The Mallard Park course venue is ~100 acres of grass hill side located on the north boundary of Deer Flat National Wildlife Refuge bordered by agricultural fields. The park is fairly new, so the sparsely planted trees are immature with ~4″ trunks. This means 100% of the race course can be viewed from several locations within the park.
In addition to large gazebos accompanied by already locked for the season flush toilet facilities located at both the top and bottom of the park, there is a concrete amphitheater built into a ~15 foot high embankment adjacent to the lower gazebo. The pitch of the main hill is a modest ~6-8%, but the pitch of the backside of the amphitheater is twice that with provision for three off-camber side-hill S-turns and integral high speed U-turn.
The vertical drop of the main hill is ~50 feet, and the course included four back-to-back ascents / descents of this hill. A single full legal height barrier was placed at the bottom of the second descent, and this barrier and the entire hill side section were within full view of the finish line, lower gazebo and parking lot. This was not only a fan friendly course layout but it also enabled the announcers to see and comment on more of the race action. Their heckling of the racers would have been more effective, if they had placed an amplifier and a second set of speakers at the top of the course, perhaps powered from the upper gazebo.
The biggest crowd pleaser was Nick Lee in the Men Cat1-2-3 race who successfully jumped the barrier every lap on Day2. Nobody else attempted to jump the barrier, but it still provided ample challenge for all the riders and continuous entertainment for the fans, especially when two riders leapt the barrier at the same time.
The Hillside Section was separated from the Amphitheater Section by five flattish straightaways with intervening U-turns / S-turn. Head wind and drafting were significant in these straightaways, especially on Day2 with the stronger wind and reversed course direction. Some of the best racing action occurred on the backside of the amphitheater, as the steep off-camber turns were the most technically challenging on the course surprising riders on the first lap and causing numerous near-crashes.

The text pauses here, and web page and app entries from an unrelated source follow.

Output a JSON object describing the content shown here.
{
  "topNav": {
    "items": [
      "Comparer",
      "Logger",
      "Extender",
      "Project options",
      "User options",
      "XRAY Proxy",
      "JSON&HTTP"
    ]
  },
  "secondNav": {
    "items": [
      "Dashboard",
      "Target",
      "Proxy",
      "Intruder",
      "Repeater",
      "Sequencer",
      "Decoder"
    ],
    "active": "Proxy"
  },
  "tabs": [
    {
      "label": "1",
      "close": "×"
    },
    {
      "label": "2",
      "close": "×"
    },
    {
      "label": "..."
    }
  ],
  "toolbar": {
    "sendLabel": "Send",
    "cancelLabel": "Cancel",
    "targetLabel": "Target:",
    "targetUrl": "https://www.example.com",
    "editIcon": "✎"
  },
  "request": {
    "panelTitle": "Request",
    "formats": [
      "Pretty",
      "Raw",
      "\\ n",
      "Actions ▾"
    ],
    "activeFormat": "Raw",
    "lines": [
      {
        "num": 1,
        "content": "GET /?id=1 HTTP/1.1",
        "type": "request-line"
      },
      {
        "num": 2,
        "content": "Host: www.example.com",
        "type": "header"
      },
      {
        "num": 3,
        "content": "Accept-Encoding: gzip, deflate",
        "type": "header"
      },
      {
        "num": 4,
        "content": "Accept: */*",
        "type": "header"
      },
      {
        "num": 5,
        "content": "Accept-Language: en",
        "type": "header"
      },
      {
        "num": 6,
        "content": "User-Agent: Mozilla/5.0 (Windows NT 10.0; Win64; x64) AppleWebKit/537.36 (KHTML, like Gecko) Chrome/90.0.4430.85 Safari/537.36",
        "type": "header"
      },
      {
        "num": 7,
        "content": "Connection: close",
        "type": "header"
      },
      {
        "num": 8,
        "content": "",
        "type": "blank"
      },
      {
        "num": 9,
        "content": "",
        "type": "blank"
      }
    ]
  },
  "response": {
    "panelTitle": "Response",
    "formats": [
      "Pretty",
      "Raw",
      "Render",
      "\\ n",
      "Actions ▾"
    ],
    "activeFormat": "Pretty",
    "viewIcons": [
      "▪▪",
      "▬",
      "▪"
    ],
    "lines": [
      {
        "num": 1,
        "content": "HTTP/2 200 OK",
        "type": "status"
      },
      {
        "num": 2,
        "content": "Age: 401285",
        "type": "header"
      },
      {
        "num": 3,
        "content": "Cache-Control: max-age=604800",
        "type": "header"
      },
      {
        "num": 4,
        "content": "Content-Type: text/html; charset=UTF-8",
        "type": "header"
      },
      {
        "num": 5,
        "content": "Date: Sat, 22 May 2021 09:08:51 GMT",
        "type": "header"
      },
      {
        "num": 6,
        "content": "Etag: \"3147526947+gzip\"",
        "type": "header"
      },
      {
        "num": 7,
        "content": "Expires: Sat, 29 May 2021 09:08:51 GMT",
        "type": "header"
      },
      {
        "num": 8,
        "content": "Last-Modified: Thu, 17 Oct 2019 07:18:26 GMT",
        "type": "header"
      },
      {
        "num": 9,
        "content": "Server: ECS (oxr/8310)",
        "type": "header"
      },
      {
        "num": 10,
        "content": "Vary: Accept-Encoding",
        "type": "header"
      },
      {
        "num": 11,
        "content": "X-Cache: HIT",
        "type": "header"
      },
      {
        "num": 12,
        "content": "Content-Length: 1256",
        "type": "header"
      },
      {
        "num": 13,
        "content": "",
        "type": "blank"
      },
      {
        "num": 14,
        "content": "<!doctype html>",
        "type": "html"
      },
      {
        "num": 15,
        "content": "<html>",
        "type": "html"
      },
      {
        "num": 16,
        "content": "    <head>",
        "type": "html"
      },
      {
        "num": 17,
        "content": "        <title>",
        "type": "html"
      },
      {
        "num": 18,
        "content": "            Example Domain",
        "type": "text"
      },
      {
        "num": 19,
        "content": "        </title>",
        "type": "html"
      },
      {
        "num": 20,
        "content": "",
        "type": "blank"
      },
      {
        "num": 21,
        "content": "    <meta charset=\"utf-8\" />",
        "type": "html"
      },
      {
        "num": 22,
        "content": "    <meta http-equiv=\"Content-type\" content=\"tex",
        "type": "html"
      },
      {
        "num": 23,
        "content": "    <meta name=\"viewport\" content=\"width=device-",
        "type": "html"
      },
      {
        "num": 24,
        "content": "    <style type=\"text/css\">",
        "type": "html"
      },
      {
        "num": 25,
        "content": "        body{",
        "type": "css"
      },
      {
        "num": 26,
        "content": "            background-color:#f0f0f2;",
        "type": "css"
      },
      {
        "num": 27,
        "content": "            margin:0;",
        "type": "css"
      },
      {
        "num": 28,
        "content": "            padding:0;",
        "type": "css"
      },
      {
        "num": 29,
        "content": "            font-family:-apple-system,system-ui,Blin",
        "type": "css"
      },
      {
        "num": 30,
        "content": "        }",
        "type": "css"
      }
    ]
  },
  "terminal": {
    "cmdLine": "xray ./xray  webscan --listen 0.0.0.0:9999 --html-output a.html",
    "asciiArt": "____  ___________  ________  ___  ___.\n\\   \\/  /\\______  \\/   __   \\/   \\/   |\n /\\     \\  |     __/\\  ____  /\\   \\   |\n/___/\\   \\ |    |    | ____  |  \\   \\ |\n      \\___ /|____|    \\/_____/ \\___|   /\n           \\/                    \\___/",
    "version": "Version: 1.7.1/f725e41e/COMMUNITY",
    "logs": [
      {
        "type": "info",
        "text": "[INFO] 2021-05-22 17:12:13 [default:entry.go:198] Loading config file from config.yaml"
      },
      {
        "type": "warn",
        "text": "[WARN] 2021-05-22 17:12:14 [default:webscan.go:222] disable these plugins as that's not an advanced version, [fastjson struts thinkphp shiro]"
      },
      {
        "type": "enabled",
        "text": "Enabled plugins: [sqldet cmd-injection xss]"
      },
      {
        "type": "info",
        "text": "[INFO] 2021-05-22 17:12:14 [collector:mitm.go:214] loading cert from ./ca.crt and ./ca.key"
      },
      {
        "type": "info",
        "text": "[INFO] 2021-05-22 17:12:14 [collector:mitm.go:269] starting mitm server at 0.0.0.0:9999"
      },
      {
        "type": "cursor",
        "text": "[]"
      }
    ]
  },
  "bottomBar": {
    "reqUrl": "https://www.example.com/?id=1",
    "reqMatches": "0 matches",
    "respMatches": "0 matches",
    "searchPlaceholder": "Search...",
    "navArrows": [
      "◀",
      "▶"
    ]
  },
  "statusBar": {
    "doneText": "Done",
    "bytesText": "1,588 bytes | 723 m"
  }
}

The grass was long and thick enough that it was significantly slower off the ridden line, hence passing required extra effort. The park harbors a healthy rodent population (no doubt from the surrounding agricultural fields), so “rodent ruts” are prevalent, and these ruts dictated racer line in places and increased course roughness off the ridden line.
The weather was seasonably cool and breezy, but not really crossy (i.e., the course was not slippery wet, and there was no mud). Saturday’s race weather was low to mid 50F with 10-15mph wind (arm warmer weather), and Sunday’s race weather was mid to upper 40F with 15-20mph wind (arm warmer and leg warmer weather). Sunday’s weather drove the Master Men to huddle together on the leeward side of the restroom facility until after the Women’s race start (i.e., 3 minute delay between Women’s race start and Master Men race start).
Broken Spoke Cycling deserves many kudos for the RFID / pneumatic race timing system they have developed. It still has some bugs, but race results are now typically posted within ~30 minutes after the last racer finishes, and they include a feature that I really appreciate, individual lap times for every racer that enable comparisons to all competitors in all races for the day’s event. One remaining problem is the plastic substrate for the RFID tag is not strong enough to withstand transport via bike racks at interstate travel speed. This led to race start delays, as there is currently a restriction in that replacement tags can only be programmed between races.
After the 1/2Km start sprint on the paved park service road, the course was nearly 100% grass (except for ~100m of paved pathway) with only a single barrier per lap, and no loose sand / dirt nor run-ups. As usual, Sunday’s course was essentially the Saturday course, but run in the opposite direction. The climbs, the technical turns AND the straightaways provided adequate cyclo-cross challenge. The course and wind favored the strongman type of rider, as the climbs were ~1 minute or less immediately followed by descents, and the wind combined with slow course conditions demanded strength in the straightaways.
Mallard Park is a wonderful location to base road bike rides. Meet-up with the rest of your group before the ride; refresh in the flush toilet restrooms, and fill the water bottles; paved parking lot that is free and reasonably safe and secure; picnic after the ride. There are many scenic, natural and historical / archeological low traffic bike ride routes in the area. These range from a lap around Lake Lowell to rides along either side of the Snake River between the bridges for ID-45 and ID-55 to exploration of the intervening wine region.
Author: Fritz Stafford
Published: December 12, 2015